Ballem quickly moved to undertake the Vancouver Services Review (similar to BC Liberal’s Core Services Review) in order to restructure and trim down the size of city hall. The first budget crafted solely under her watch is calling for a number of positions to be eliminated. This has caused a bit of a pillow fight between labour groups (big donors to Ballem’s boss) and the Vision-dominated council.
Not everyone agrees with the direction Ballem is taking Vancouver City Hall, but it’s hard to argue that she shouldn’t be one of the Top Five most influential public servants in the region.
#5 Geoff Meggs
The veteran backroom operative, political strategist and now Vision Vancouver city councillor pulls most of the strings when it comes to future city policy direction. Also known as “Mayor Meggs,” he has been able to quietly hold his caucus together behind the scenes over the last as Gregor Robertson flutters from one photo op to the next.
Meggs has quickly become the point person for the Mayor on almost every single issue of importance. This is despite the fact that Robertson has several other more experienced (“MIA”) members of council such as Raymond Louie, Tim Stevenson and Heather Deal.
The rookie councillor has thankfully been able to shut down most of the previously cantankerous social poverty and civil libertarian activists in Vancouver. With the 2010 Games on our doorstep, Meggs has cleverly been able to stick-handle his way through a controversial by law limiting the rights of individuals to place signage on their private property. It's striking how little fuss has been stirred on the political left by this issue, and other perceived "right wing" approaches Vision have taken on development and taxation.
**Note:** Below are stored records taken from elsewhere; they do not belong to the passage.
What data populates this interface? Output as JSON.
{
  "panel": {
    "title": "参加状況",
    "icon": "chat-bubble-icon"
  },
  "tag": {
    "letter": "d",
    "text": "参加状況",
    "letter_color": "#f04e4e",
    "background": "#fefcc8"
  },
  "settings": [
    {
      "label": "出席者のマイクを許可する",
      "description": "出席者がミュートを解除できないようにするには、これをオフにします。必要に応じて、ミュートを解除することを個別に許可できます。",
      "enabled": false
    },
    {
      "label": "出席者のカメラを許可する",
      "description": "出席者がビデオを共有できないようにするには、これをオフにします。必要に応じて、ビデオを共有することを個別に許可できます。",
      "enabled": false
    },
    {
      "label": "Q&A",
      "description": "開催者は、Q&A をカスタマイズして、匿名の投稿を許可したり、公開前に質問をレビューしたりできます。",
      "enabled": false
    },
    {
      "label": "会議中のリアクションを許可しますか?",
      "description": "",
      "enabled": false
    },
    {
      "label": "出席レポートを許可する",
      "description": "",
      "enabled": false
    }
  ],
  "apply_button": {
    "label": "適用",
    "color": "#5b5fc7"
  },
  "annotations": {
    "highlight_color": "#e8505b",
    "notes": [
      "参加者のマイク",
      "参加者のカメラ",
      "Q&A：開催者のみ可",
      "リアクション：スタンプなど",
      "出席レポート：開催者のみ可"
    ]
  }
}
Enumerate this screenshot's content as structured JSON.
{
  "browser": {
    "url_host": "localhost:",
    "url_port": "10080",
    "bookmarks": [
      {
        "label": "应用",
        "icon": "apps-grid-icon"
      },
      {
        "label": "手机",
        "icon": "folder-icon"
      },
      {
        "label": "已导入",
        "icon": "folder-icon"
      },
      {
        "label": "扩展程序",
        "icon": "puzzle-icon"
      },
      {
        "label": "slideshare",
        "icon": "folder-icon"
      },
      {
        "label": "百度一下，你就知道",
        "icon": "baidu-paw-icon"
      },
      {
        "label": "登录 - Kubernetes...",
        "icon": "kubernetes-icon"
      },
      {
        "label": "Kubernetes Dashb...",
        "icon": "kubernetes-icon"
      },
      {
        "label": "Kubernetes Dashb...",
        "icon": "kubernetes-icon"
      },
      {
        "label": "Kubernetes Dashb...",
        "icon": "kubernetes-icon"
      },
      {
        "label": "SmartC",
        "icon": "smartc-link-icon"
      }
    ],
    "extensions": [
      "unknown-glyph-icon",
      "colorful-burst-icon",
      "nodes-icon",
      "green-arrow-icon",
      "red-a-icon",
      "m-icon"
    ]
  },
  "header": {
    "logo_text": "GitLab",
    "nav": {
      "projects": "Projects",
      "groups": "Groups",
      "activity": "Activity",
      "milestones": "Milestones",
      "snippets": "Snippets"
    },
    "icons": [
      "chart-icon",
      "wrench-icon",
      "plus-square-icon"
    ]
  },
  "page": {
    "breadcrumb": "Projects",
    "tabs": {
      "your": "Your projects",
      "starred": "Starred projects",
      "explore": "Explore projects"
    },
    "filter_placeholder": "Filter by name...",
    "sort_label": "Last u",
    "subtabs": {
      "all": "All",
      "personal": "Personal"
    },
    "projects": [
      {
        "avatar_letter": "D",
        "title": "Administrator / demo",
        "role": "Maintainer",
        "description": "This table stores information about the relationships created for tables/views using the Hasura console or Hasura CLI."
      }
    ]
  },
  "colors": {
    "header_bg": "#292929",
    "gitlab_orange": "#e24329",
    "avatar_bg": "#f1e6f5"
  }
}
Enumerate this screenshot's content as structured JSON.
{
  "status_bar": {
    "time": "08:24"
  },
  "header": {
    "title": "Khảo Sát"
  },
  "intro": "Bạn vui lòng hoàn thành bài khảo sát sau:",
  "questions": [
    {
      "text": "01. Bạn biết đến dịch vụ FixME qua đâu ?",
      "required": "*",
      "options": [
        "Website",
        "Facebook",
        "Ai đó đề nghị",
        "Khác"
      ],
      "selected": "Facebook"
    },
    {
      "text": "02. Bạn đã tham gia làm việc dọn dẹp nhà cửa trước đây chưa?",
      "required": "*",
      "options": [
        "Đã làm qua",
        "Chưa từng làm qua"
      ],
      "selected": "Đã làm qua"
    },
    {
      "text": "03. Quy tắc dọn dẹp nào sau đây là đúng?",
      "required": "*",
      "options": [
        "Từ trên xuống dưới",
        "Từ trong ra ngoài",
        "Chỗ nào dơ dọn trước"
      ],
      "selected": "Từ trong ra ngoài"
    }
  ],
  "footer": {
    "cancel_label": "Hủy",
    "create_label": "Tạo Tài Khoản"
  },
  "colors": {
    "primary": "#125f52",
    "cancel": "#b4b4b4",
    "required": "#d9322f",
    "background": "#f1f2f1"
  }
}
He may not officially be the Mayor of Vancouver, but everyone at City Hall knows who to go to when they want something done – and that's Meggs. As a result of this, and the fact that Meggs and his wife have become the labour left's "power couple" in B.C., he deserves his position as number five on our most influential list.